Work to be completed
Leave the pictures behind and reproduce every line of the listing exactly.

Recorded information

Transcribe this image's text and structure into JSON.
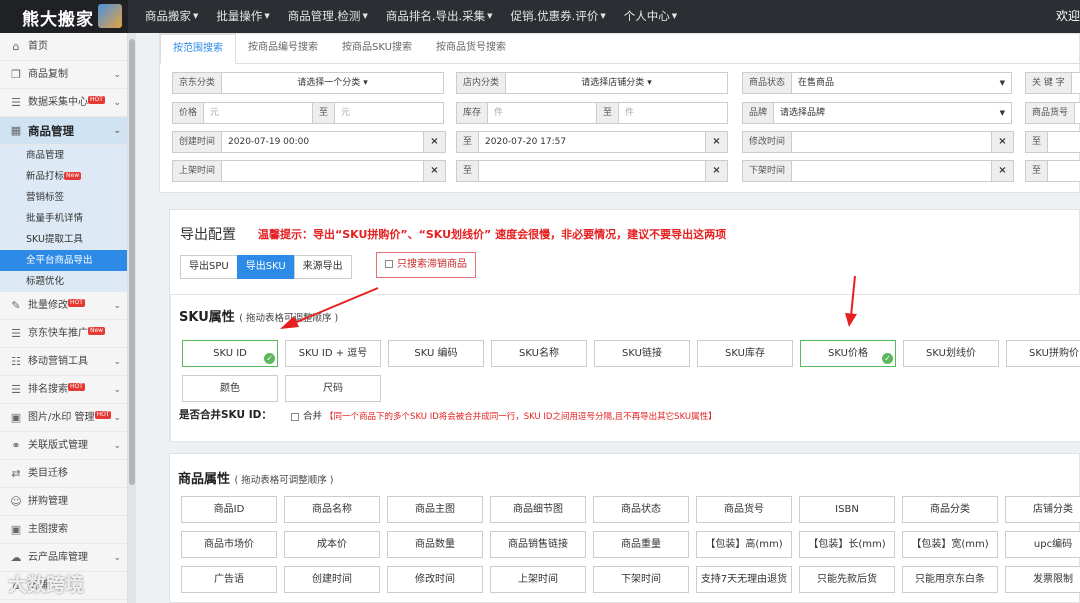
{
  "app": {
    "logo": "熊大搬家",
    "welcome": "欢迎"
  },
  "nav": [
    "商品搬家",
    "批量操作",
    "商品管理.检测",
    "商品排名.导出.采集",
    "促销.优惠券.评价",
    "个人中心"
  ],
  "sidebar": {
    "items": [
      {
        "label": "首页",
        "icon": "home-icon",
        "glyph": "⌂",
        "chevron": false,
        "hot": ""
      },
      {
        "label": "商品复制",
        "icon": "copy-icon",
        "glyph": "❐",
        "chevron": true,
        "hot": ""
      },
      {
        "label": "数据采集中心",
        "icon": "list-icon",
        "glyph": "☰",
        "chevron": true,
        "hot": "HOT"
      },
      {
        "label": "商品管理",
        "icon": "grid-icon",
        "glyph": "▦",
        "chevron": true,
        "hot": "",
        "active": true
      }
    ],
    "sub_items": [
      "商品管理",
      "新品打标",
      "营销标签",
      "批量手机详情",
      "SKU提取工具",
      "全平台商品导出",
      "标题优化"
    ],
    "sub_badge": "New",
    "items_after": [
      {
        "label": "批量修改",
        "icon": "wrench-icon",
        "glyph": "✎",
        "chevron": true,
        "hot": "HOT"
      },
      {
        "label": "京东快车推广",
        "icon": "list-icon",
        "glyph": "☰",
        "chevron": false,
        "hot": "New"
      },
      {
        "label": "移动营销工具",
        "icon": "sliders-icon",
        "glyph": "☷",
        "chevron": true,
        "hot": ""
      },
      {
        "label": "排名搜索",
        "icon": "list-icon",
        "glyph": "☰",
        "chevron": true,
        "hot": "HOT"
      },
      {
        "label": "图片/水印 管理",
        "icon": "image-icon",
        "glyph": "▣",
        "chevron": true,
        "hot": "HOT"
      },
      {
        "label": "关联版式管理",
        "icon": "link-icon",
        "glyph": "⚭",
        "chevron": true,
        "hot": ""
      },
      {
        "label": "类目迁移",
        "icon": "exchange-icon",
        "glyph": "⇄",
        "chevron": false,
        "hot": ""
      },
      {
        "label": "拼购管理",
        "icon": "users-icon",
        "glyph": "☺",
        "chevron": false,
        "hot": ""
      },
      {
        "label": "主图搜索",
        "icon": "picture-icon",
        "glyph": "▣",
        "chevron": false,
        "hot": ""
      },
      {
        "label": "云产品库管理",
        "icon": "cloud-icon",
        "glyph": "☁",
        "chevron": true,
        "hot": ""
      },
      {
        "label": "店铺",
        "icon": "store-icon",
        "glyph": "⌂",
        "chevron": false,
        "hot": ""
      }
    ]
  },
  "filters": {
    "tabs": [
      "按范围搜索",
      "按商品编号搜索",
      "按商品SKU搜索",
      "按商品货号搜索"
    ],
    "jd_category": {
      "label": "京东分类",
      "value": "请选择一个分类"
    },
    "shop_category": {
      "label": "店内分类",
      "value": "请选择店铺分类"
    },
    "status": {
      "label": "商品状态",
      "value": "在售商品"
    },
    "keyword": {
      "label": "关 键 字"
    },
    "price": {
      "label": "价格",
      "from_ph": "元",
      "to": "至",
      "to_ph": "元"
    },
    "stock": {
      "label": "库存",
      "from_ph": "件",
      "to": "至",
      "to_ph": "件"
    },
    "brand": {
      "label": "品牌",
      "value": "请选择品牌"
    },
    "sku_no": {
      "label": "商品货号"
    },
    "created": {
      "label": "创建时间",
      "from": "2020-07-19 00:00",
      "to": "至",
      "to_value": "2020-07-20 17:57"
    },
    "modified": {
      "label": "修改时间",
      "to": "至"
    },
    "listed": {
      "label": "上架时间",
      "to": "至"
    },
    "delisted": {
      "label": "下架时间",
      "to": "至"
    },
    "clear_glyph": "×"
  },
  "export": {
    "title": "导出配置",
    "tip": "温馨提示：导出“SKU拼购价”、“SKU划线价” 速度会很慢，非必要情况，建议不要导出这两项",
    "modes": [
      "导出SPU",
      "导出SKU",
      "来源导出"
    ],
    "active_mode": 1,
    "slow_only": "只搜索滞销商品",
    "sku_section": {
      "title": "SKU属性",
      "hint": "( 拖动表格可调整顺序 )"
    },
    "sku_attrs": [
      "SKU ID",
      "SKU ID + 逗号",
      "SKU 编码",
      "SKU名称",
      "SKU链接",
      "SKU库存",
      "SKU价格",
      "SKU划线价",
      "SKU拼购价",
      "颜色",
      "尺码"
    ],
    "sku_selected": [
      0,
      6
    ],
    "merge_label": "是否合并SKU ID：",
    "merge_option": "合并",
    "merge_note": "【同一个商品下的多个SKU ID将会被合并成同一行，SKU ID之间用逗号分隔,且不再导出其它SKU属性】"
  },
  "product": {
    "title": "商品属性",
    "hint": "( 拖动表格可调整顺序 )",
    "attrs": [
      "商品ID",
      "商品名称",
      "商品主图",
      "商品细节图",
      "商品状态",
      "商品货号",
      "ISBN",
      "商品分类",
      "店铺分类",
      "商品市场价",
      "成本价",
      "商品数量",
      "商品销售链接",
      "商品重量",
      "【包装】高(mm)",
      "【包装】长(mm)",
      "【包装】宽(mm)",
      "upc编码",
      "广告语",
      "创建时间",
      "修改时间",
      "上架时间",
      "下架时间",
      "支持7天无理由退货",
      "只能先款后货",
      "只能用京东白条",
      "发票限制"
    ]
  },
  "watermark": "大数跨境",
  "colors": {
    "accent": "#2d8ae6",
    "warning": "#e52020",
    "selected": "#5cb85c",
    "topbar": "#2b2e33"
  }
}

Solution to this problem
Transcribe this image's text and structure into JSON.
{
  "app": {
    "logo": "熊大搬家",
    "welcome": "欢迎"
  },
  "nav": [
    "商品搬家",
    "批量操作",
    "商品管理.检测",
    "商品排名.导出.采集",
    "促销.优惠券.评价",
    "个人中心"
  ],
  "sidebar": {
    "items": [
      {
        "label": "首页",
        "icon": "home-icon",
        "glyph": "⌂",
        "chevron": false,
        "hot": ""
      },
      {
        "label": "商品复制",
        "icon": "copy-icon",
        "glyph": "❐",
        "chevron": true,
        "hot": ""
      },
      {
        "label": "数据采集中心",
        "icon": "list-icon",
        "glyph": "☰",
        "chevron": true,
        "hot": "HOT"
      },
      {
        "label": "商品管理",
        "icon": "grid-icon",
        "glyph": "▦",
        "chevron": true,
        "hot": "",
        "active": true
      }
    ],
    "sub_items": [
      "商品管理",
      "新品打标",
      "营销标签",
      "批量手机详情",
      "SKU提取工具",
      "全平台商品导出",
      "标题优化"
    ],
    "sub_badge": "New",
    "items_after": [
      {
        "label": "批量修改",
        "icon": "wrench-icon",
        "glyph": "✎",
        "chevron": true,
        "hot": "HOT"
      },
      {
        "label": "京东快车推广",
        "icon": "list-icon",
        "glyph": "☰",
        "chevron": false,
        "hot": "New"
      },
      {
        "label": "移动营销工具",
        "icon": "sliders-icon",
        "glyph": "☷",
        "chevron": true,
        "hot": ""
      },
      {
        "label": "排名搜索",
        "icon": "list-icon",
        "glyph": "☰",
        "chevron": true,
        "hot": "HOT"
      },
      {
        "label": "图片/水印 管理",
        "icon": "image-icon",
        "glyph": "▣",
        "chevron": true,
        "hot": "HOT"
      },
      {
        "label": "关联版式管理",
        "icon": "link-icon",
        "glyph": "⚭",
        "chevron": true,
        "hot": ""
      },
      {
        "label": "类目迁移",
        "icon": "exchange-icon",
        "glyph": "⇄",
        "chevron": false,
        "hot": ""
      },
      {
        "label": "拼购管理",
        "icon": "users-icon",
        "glyph": "☺",
        "chevron": false,
        "hot": ""
      },
      {
        "label": "主图搜索",
        "icon": "picture-icon",
        "glyph": "▣",
        "chevron": false,
        "hot": ""
      },
      {
        "label": "云产品库管理",
        "icon": "cloud-icon",
        "glyph": "☁",
        "chevron": true,
        "hot": ""
      },
      {
        "label": "店铺",
        "icon": "store-icon",
        "glyph": "⌂",
        "chevron": false,
        "hot": ""
      }
    ]
  },
  "filters": {
    "tabs": [
      "按范围搜索",
      "按商品编号搜索",
      "按商品SKU搜索",
      "按商品货号搜索"
    ],
    "jd_category": {
      "label": "京东分类",
      "value": "请选择一个分类"
    },
    "shop_category": {
      "label": "店内分类",
      "value": "请选择店铺分类"
    },
    "status": {
      "label": "商品状态",
      "value": "在售商品"
    },
    "keyword": {
      "label": "关 键 字"
    },
    "price": {
      "label": "价格",
      "from_ph": "元",
      "to": "至",
      "to_ph": "元"
    },
    "stock": {
      "label": "库存",
      "from_ph": "件",
      "to": "至",
      "to_ph": "件"
    },
    "brand": {
      "label": "品牌",
      "value": "请选择品牌"
    },
    "sku_no": {
      "label": "商品货号"
    },
    "created": {
      "label": "创建时间",
      "from": "2020-07-19 00:00",
      "to": "至",
      "to_value": "2020-07-20 17:57"
    },
    "modified": {
      "label": "修改时间",
      "to": "至"
    },
    "listed": {
      "label": "上架时间",
      "to": "至"
    },
    "delisted": {
      "label": "下架时间",
      "to": "至"
    },
    "clear_glyph": "×"
  },
  "export": {
    "title": "导出配置",
    "tip": "温馨提示：导出“SKU拼购价”、“SKU划线价” 速度会很慢，非必要情况，建议不要导出这两项",
    "modes": [
      "导出SPU",
      "导出SKU",
      "来源导出"
    ],
    "active_mode": 1,
    "slow_only": "只搜索滞销商品",
    "sku_section": {
      "title": "SKU属性",
      "hint": "( 拖动表格可调整顺序 )"
    },
    "sku_attrs": [
      "SKU ID",
      "SKU ID + 逗号",
      "SKU 编码",
      "SKU名称",
      "SKU链接",
      "SKU库存",
      "SKU价格",
      "SKU划线价",
      "SKU拼购价",
      "颜色",
      "尺码"
    ],
    "sku_selected": [
      0,
      6
    ],
    "merge_label": "是否合并SKU ID：",
    "merge_option": "合并",
    "merge_note": "【同一个商品下的多个SKU ID将会被合并成同一行，SKU ID之间用逗号分隔,且不再导出其它SKU属性】"
  },
  "product": {
    "title": "商品属性",
    "hint": "( 拖动表格可调整顺序 )",
    "attrs": [
      "商品ID",
      "商品名称",
      "商品主图",
      "商品细节图",
      "商品状态",
      "商品货号",
      "ISBN",
      "商品分类",
      "店铺分类",
      "商品市场价",
      "成本价",
      "商品数量",
      "商品销售链接",
      "商品重量",
      "【包装】高(mm)",
      "【包装】长(mm)",
      "【包装】宽(mm)",
      "upc编码",
      "广告语",
      "创建时间",
      "修改时间",
      "上架时间",
      "下架时间",
      "支持7天无理由退货",
      "只能先款后货",
      "只能用京东白条",
      "发票限制"
    ]
  },
  "watermark": "大数跨境",
  "colors": {
    "accent": "#2d8ae6",
    "warning": "#e52020",
    "selected": "#5cb85c",
    "topbar": "#2b2e33"
  }
}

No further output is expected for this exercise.